__Action item__.
Across all the records, filter for lines with the word "title" and copy them.

(Dataset entries)
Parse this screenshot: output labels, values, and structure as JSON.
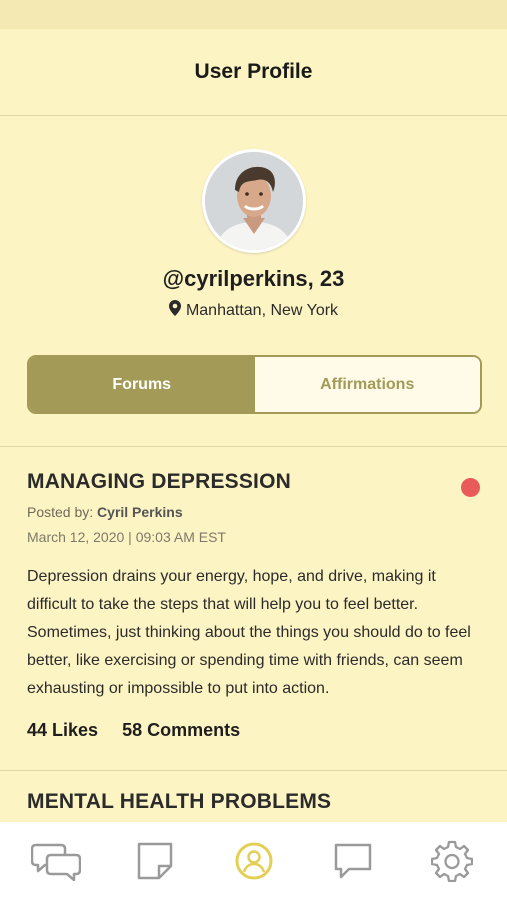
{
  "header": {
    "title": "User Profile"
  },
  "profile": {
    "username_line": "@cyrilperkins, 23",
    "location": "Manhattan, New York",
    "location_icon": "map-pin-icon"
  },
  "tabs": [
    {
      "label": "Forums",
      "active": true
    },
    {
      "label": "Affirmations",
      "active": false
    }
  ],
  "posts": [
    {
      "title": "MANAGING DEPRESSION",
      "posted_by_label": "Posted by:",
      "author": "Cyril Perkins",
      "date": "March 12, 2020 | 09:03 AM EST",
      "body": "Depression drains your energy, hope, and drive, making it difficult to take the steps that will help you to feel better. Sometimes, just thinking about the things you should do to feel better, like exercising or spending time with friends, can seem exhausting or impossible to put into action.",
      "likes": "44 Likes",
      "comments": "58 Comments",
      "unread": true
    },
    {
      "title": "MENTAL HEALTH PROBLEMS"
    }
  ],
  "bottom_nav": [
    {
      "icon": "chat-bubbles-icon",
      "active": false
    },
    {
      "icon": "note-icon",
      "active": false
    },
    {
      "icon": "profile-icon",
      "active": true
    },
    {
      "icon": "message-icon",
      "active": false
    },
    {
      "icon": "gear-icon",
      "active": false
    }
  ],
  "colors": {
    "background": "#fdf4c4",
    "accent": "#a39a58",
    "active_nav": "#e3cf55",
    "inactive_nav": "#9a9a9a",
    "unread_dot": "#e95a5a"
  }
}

__The answer__.
    "title": "User Profile"
      "title": "MANAGING DEPRESSION",
      "title": "MENTAL HEALTH PROBLEMS"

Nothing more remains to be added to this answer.